A while back I found a small Bialetti stovetop espresso maker, or moka pot, at a secondhand store. It's a nice way to make concentrated coffee. You won't get the crema of modern espresso, but made right, you'll still get a very good product.

"Made right" is the key. Even after reading how to use it, my coffee was ending up very bitter. The beans were freshly roasted and freshly ground, and I was turning off the heat when I saw it bubble, so I couldn't see the problem. Then a friend whose work includes training baristas gave me a couple tips:

  1. As soon as you hear the coffee coming up, turn the heat down.
  2. Don't use a dark roast.

These two things made a huge difference in the quality of the brew.

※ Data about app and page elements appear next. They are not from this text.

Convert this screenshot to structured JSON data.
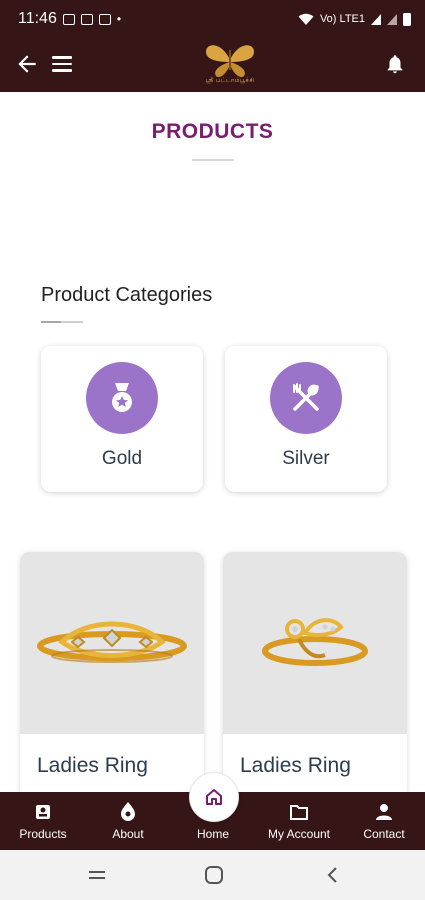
{
  "status_bar": {
    "time": "11:46",
    "dot": "•",
    "network_label": "Vo) LTE1"
  },
  "app_bar": {
    "logo_caption": "ஸ்ரீ பட்டாம்பூச்சி"
  },
  "page": {
    "title": "PRODUCTS"
  },
  "categories": {
    "section_title": "Product Categories",
    "items": [
      {
        "label": "Gold",
        "icon": "medal-icon",
        "color": "#9b73c9"
      },
      {
        "label": "Silver",
        "icon": "utensils-icon",
        "color": "#9b73c9"
      }
    ]
  },
  "products": [
    {
      "name": "Ladies Ring"
    },
    {
      "name": "Ladies Ring"
    }
  ],
  "bottom_nav": {
    "items": [
      {
        "label": "Products",
        "icon": "products-icon"
      },
      {
        "label": "About",
        "icon": "about-icon"
      },
      {
        "label": "Home",
        "icon": "home-icon"
      },
      {
        "label": "My Account",
        "icon": "folder-icon"
      },
      {
        "label": "Contact",
        "icon": "person-icon"
      }
    ]
  },
  "colors": {
    "header_bg": "#351515",
    "title_color": "#7a1d72",
    "category_icon_bg": "#9b73c9",
    "logo_gold": "#d9a441"
  }
}
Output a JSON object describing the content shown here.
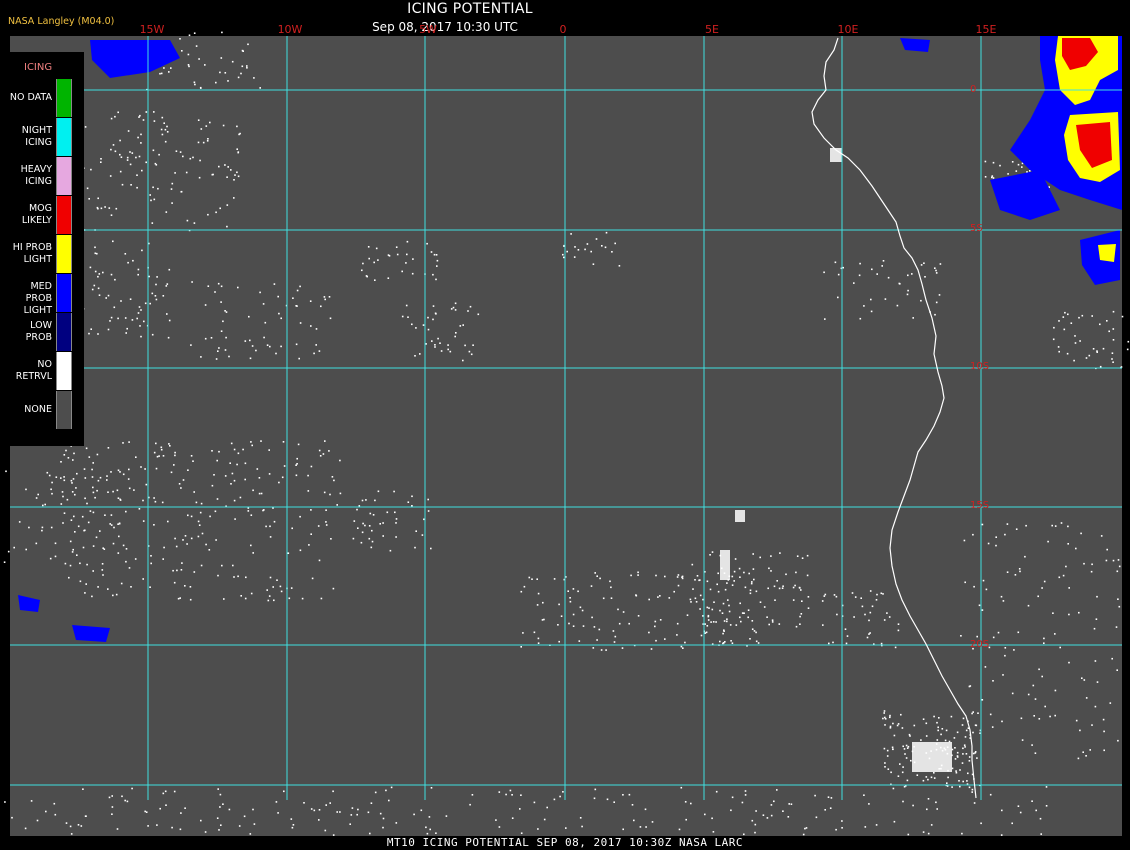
{
  "header": {
    "title": "ICING POTENTIAL",
    "datetime": "Sep 08, 2017 10:30 UTC",
    "source": "NASA Langley (M04.0)"
  },
  "map": {
    "background_color": "#4d4d4d",
    "grid_color": "#40e0e0",
    "coastline_color": "#ffffff",
    "longitude_labels": [
      "15W",
      "10W",
      "5W",
      "0",
      "5E",
      "10E",
      "15E"
    ],
    "latitude_labels": [
      "0",
      "5S",
      "10S",
      "15S",
      "20S"
    ]
  },
  "legend": {
    "title": "ICING",
    "items": [
      {
        "label": "NO DATA",
        "color": "#00b400"
      },
      {
        "label": "NIGHT ICING",
        "color": "#00f0f0"
      },
      {
        "label": "HEAVY ICING",
        "color": "#e6a8e0"
      },
      {
        "label": "MOG LIKELY",
        "color": "#f00000"
      },
      {
        "label": "HI PROB LIGHT",
        "color": "#ffff00"
      },
      {
        "label": "MED PROB LIGHT",
        "color": "#0000ff"
      },
      {
        "label": "LOW PROB",
        "color": "#000080"
      },
      {
        "label": "NO RETRVL",
        "color": "#ffffff"
      },
      {
        "label": "NONE",
        "color": "#4d4d4d"
      }
    ],
    "label_lines": [
      [
        "NO DATA"
      ],
      [
        "NIGHT",
        "ICING"
      ],
      [
        "HEAVY",
        "ICING"
      ],
      [
        "MOG",
        "LIKELY"
      ],
      [
        "HI PROB",
        "LIGHT"
      ],
      [
        "MED PROB",
        "LIGHT"
      ],
      [
        "LOW",
        "PROB"
      ],
      [
        "NO",
        "RETRVL"
      ],
      [
        "NONE"
      ]
    ]
  },
  "footer": {
    "text": "MT10  ICING POTENTIAL   SEP 08, 2017 10:30Z   NASA LARC"
  }
}
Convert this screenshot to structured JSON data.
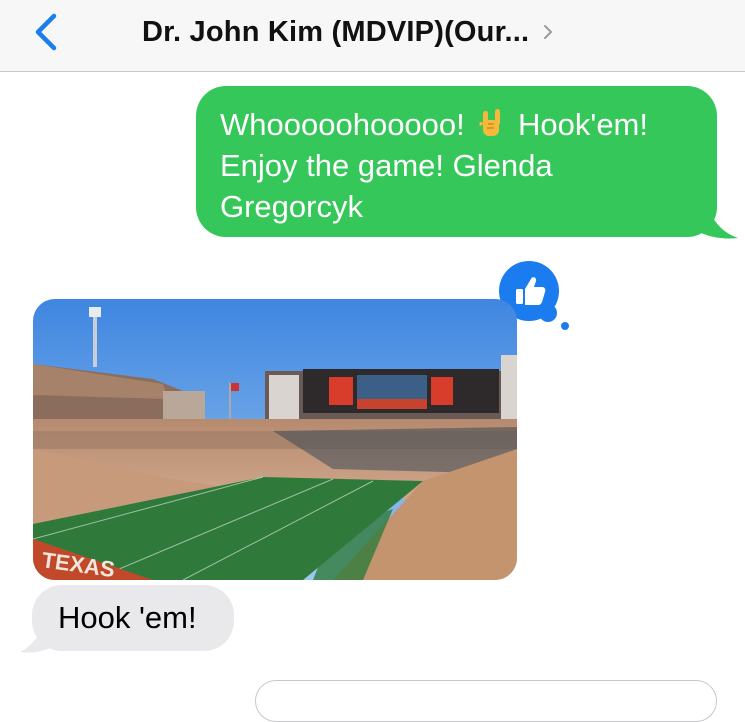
{
  "header": {
    "title": "Dr. John Kim (MDVIP)(Our...",
    "back_icon": "chevron-left-icon",
    "detail_icon": "chevron-right-icon"
  },
  "messages": [
    {
      "type": "sent",
      "text_part1": "Whoooooh",
      "text_part2": "ooooo!",
      "emoji": "sign-of-horns",
      "text_part3": " Hook'em! Enjoy the game! Glenda Gregorcyk"
    },
    {
      "type": "received-image",
      "description": "stadium photo"
    },
    {
      "type": "received",
      "text": "Hook 'em!"
    }
  ],
  "tapback": {
    "icon": "thumbs-up-icon"
  },
  "colors": {
    "sent_bubble": "#35c759",
    "received_bubble": "#e9e9eb",
    "accent": "#1b7cf0"
  }
}
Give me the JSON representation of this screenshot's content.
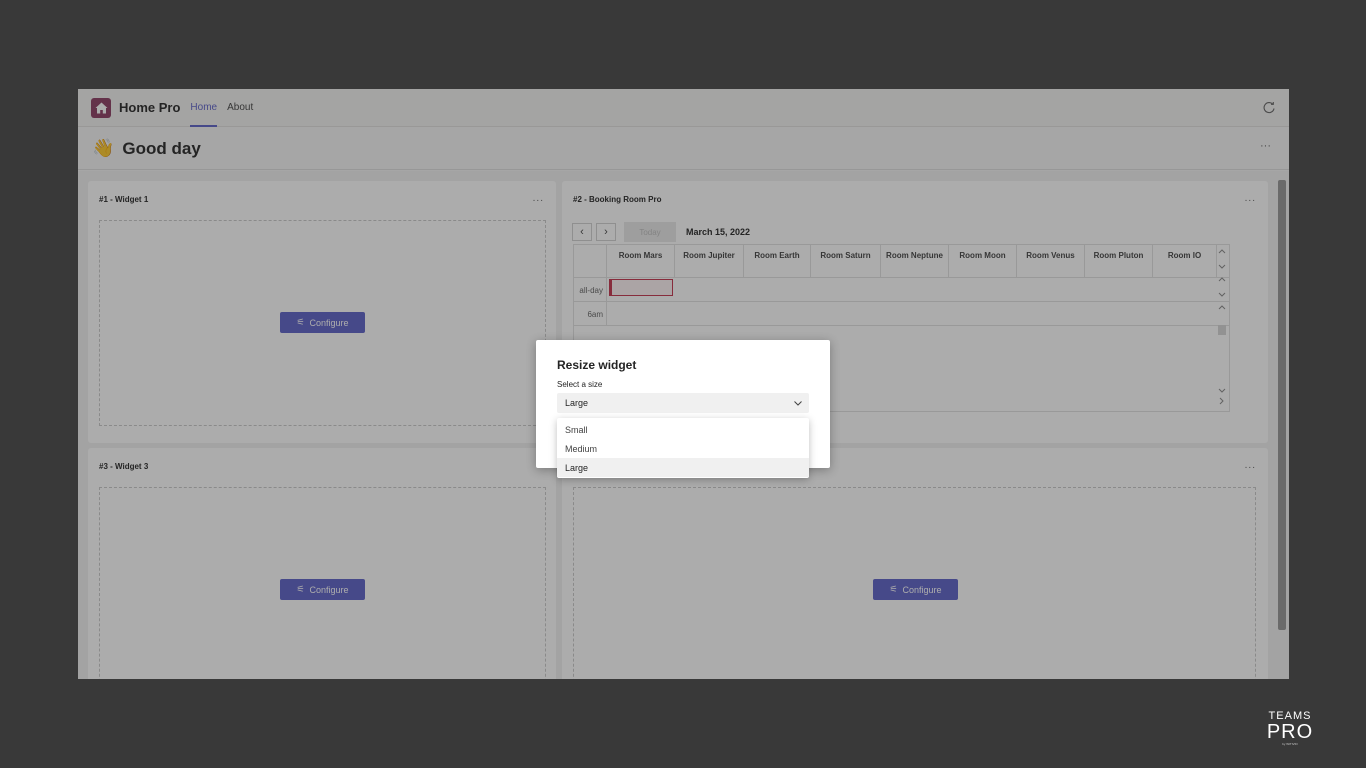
{
  "app": {
    "name": "Home Pro",
    "tabs": [
      {
        "label": "Home",
        "active": true
      },
      {
        "label": "About",
        "active": false
      }
    ],
    "accent": "#5b5fc7",
    "brand_color": "#8b3a62"
  },
  "greeting": {
    "text": "Good day",
    "more": "···"
  },
  "widgets": [
    {
      "title": "#1 - Widget 1",
      "more": "...",
      "configure_label": "Configure"
    },
    {
      "title": "#2 - Booking Room Pro",
      "more": "..."
    },
    {
      "title": "#3 - Widget 3",
      "configure_label": "Configure"
    },
    {
      "more": "...",
      "configure_label": "Configure"
    }
  ],
  "calendar": {
    "today_label": "Today",
    "date": "March 15, 2022",
    "rooms": [
      "Room Mars",
      "Room Jupiter",
      "Room Earth",
      "Room Saturn",
      "Room Neptune",
      "Room Moon",
      "Room Venus",
      "Room Pluton",
      "Room IO"
    ],
    "rows": [
      "all-day",
      "6am"
    ]
  },
  "dialog": {
    "title": "Resize widget",
    "label": "Select a size",
    "selected": "Large",
    "options": [
      "Small",
      "Medium",
      "Large"
    ]
  },
  "branding": {
    "line1": "TEAMS",
    "line2": "PRO",
    "line3": "by WITIVIO"
  }
}
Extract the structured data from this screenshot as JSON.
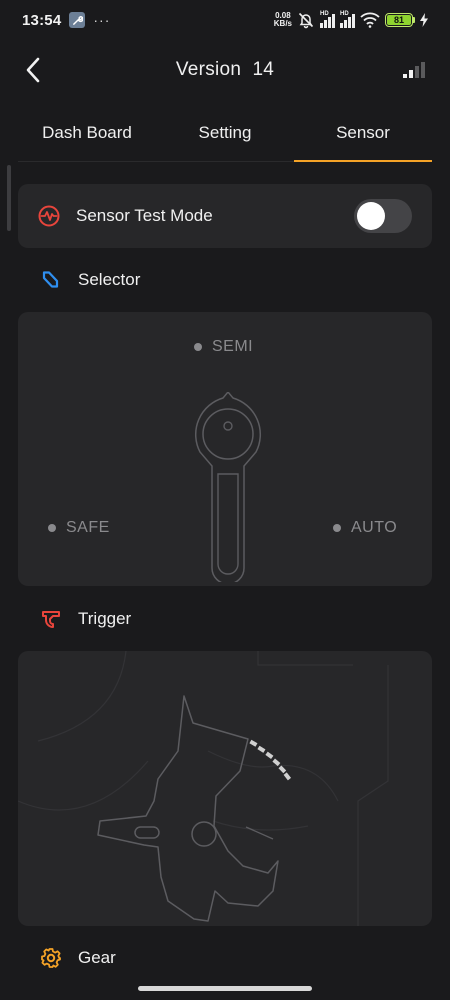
{
  "status_bar": {
    "time": "13:54",
    "dots": "···",
    "net_speed_value": "0.08",
    "net_speed_unit": "KB/s",
    "battery_level": "81",
    "network_1": "HD",
    "network_2": "HD"
  },
  "header": {
    "title": "Version  14"
  },
  "tabs": [
    {
      "label": "Dash Board"
    },
    {
      "label": "Setting"
    },
    {
      "label": "Sensor",
      "active": true
    }
  ],
  "sensor_test_mode": {
    "label": "Sensor Test Mode",
    "enabled": false
  },
  "selector": {
    "label": "Selector",
    "positions": {
      "semi": "SEMI",
      "safe": "SAFE",
      "auto": "AUTO"
    }
  },
  "trigger": {
    "label": "Trigger"
  },
  "gear": {
    "label": "Gear"
  },
  "colors": {
    "accent": "#f5a327",
    "background": "#1a1a1c",
    "card": "#272729",
    "test_mode_icon": "#e8453c",
    "selector_icon": "#2f8ff0",
    "trigger_icon": "#e8453c",
    "gear_icon": "#f5a327"
  },
  "icons": {
    "back": "chevron-left-icon",
    "signal": "signal-bars-icon",
    "test_mode": "heartbeat-icon",
    "selector": "selector-icon",
    "trigger": "trigger-icon",
    "gear": "gear-icon"
  }
}
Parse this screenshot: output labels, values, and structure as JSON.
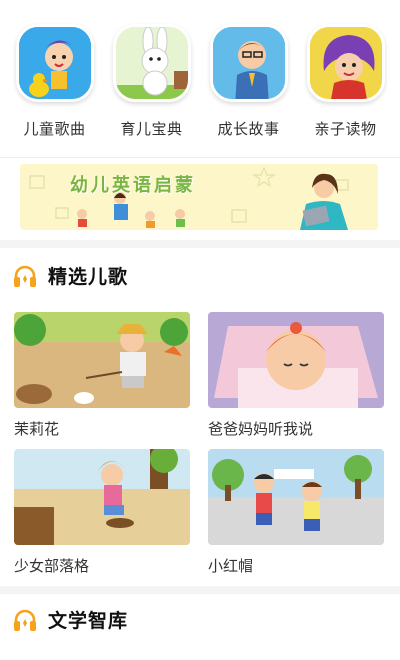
{
  "categories": [
    {
      "label": "儿童歌曲",
      "icon": "singing-child-icon"
    },
    {
      "label": "育儿宝典",
      "icon": "rabbit-icon"
    },
    {
      "label": "成长故事",
      "icon": "teacher-icon"
    },
    {
      "label": "亲子读物",
      "icon": "reading-girl-icon"
    }
  ],
  "banner": {
    "title": "幼儿英语启蒙"
  },
  "sections": [
    {
      "title": "精选儿歌",
      "icon": "headphones-icon",
      "items": [
        {
          "caption": "茉莉花"
        },
        {
          "caption": "爸爸妈妈听我说"
        },
        {
          "caption": "少女部落格"
        },
        {
          "caption": "小红帽"
        }
      ]
    },
    {
      "title": "文学智库",
      "icon": "headphones-icon"
    }
  ],
  "colors": {
    "accent": "#f7a21b",
    "banner_bg": "#fcf6c8",
    "banner_text": "#7ab542"
  }
}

So when you want to make great coffee with a moka pot:

  1. Get freshly roasted beans, and only grind what you need when you need it. Grind a little more coarsely than you would for espresso.
  2. Fill the lower chamber just up to the pressure valve.
  3. Don't pack the grounds in like you would for espresso.
  4. Leave the lid open. As soon as your see the first bit of cofee come up, turn it to a low heat.
  5. When it's almost filled, you'll see the coffee coming out thin and/or bubble. Take the pot off of heat immediately.
  6. Serve promptly. The heated metal can cause the coffee flavor to change.

This method is great for iced coffee, since it results in a more concentrated brew. Buy one on Amazon and try it out!

Short Review: Breville IQ Kettle

I recently purchased the Breville IQ Kettle on Amazon. It's made of German Schott glass and has 5 temperature settings: 175F (green & white tea), 195F (oolong tea), 200F (French press), 205F (black and herbal teas, coffee), 212F (boiling). A glass-walled vessel with stainless steel accents, it's attractive.

It's well-constructed and visually appealing. The temperature settings are varied enough but not too much, and are well-labeled. It's fun to watch the water boil through the glass walls.

The only thing I can really find to complain about is that the slow-opening lid leaves a small mouth for putting water into the kettle. I feel like I'll break it off if I hit it with a faucet or pitcher one too many times. (I typically use a pitcher to pour filtered water into it, as it doesn't fit in the refrigerator water dispenser.)

Looks good, works well, one minor flaw, and fun. This kettle shows why, as my friend Andrew puts it, "Breville is the Apple of kitchen appliances." Buy it on Amazon.